“The numbers are through the roof as far as positive attributes and association with Costa Rica. It’s eco-friendly, it’s educational, it’s affordable, it’s so many things that are right on trend for [North] Americans right now,” said Phil Heuring, vice president and director of brand planning at 22Squared. “But making it accessible and making it happen, like ‘Why this year?’ and ‘Why now,’ and getting people to book vacations there; we think of it as both an opportunity and a challenge.”
Guarding the Costa Rica Brand
From “No Artificial Ingredients” to “Pura Vida,” and from health-care tourism to being deemed the “World’s Happiest Country” in 2009 by the Happy Planet Index; Costa Rica has a lot of clout in its brand name.
Last week, Dorie Clark, CEO of Clark Strategic Communications and a marketing strategy consultant, wrote a piece for the online publication The Huffington Post titled “Why Costa Rica is a Winning Brand,” in which she detailed four reasons why Costa Rica had achieved such a stellar international reputation. Clark wrote:
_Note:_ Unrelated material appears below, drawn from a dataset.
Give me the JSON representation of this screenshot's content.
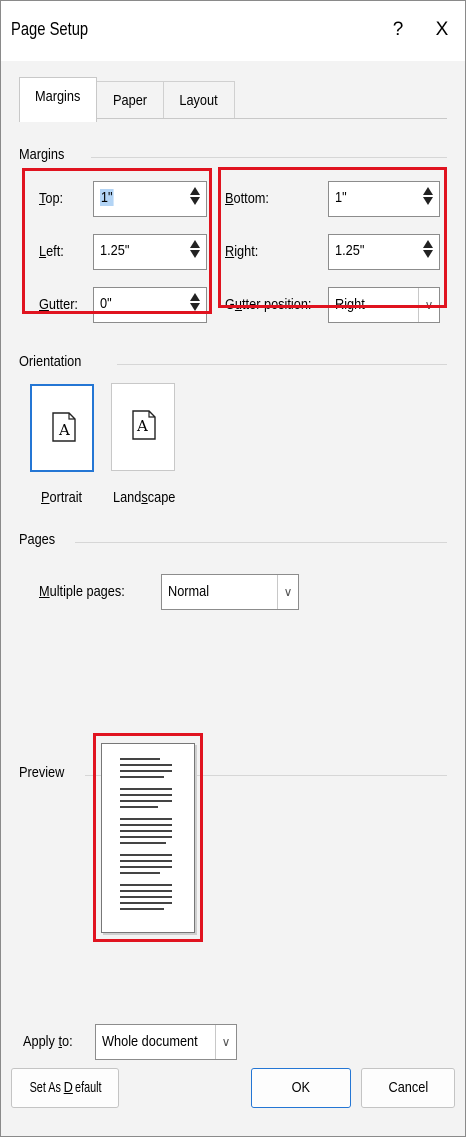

“Another way that Costa Rica has been successful in the past is ensuring that no side issues (read: civil wars, drug running, or armed gangs) dampen its core brand dominance in ecotourism.”
She added: “No one’s going to be interested in seeing monkeys in the rainforest if they’re afraid of getting kidnapped.”
And therein lies the piece of the Costa Rican brand that remains the most fragile. While someone traveling through the country may not be aware of the swelling national security problems, should they continue to grow, the Costa Rican brand could suffer.
Last year, Costa Rica was added to the U.S. government’s list of the world’s 20 major drug trafficking or producing countries. The list includes Afghanistan, Colombia, Honduras, Mexico and Venezuela (TT Sept. 15, 2010).
In addition to concern over increasing influence of regional drug traffickers, residents say security is their number one concern (TT Jan. 29, 2010).
It will be the containment of these pressing issues that will ultimately be the key to protecting the strength of the Costa Rica brand. Meanwhile, U.S. billboard campaigns will ensure that tourists keep pouring in.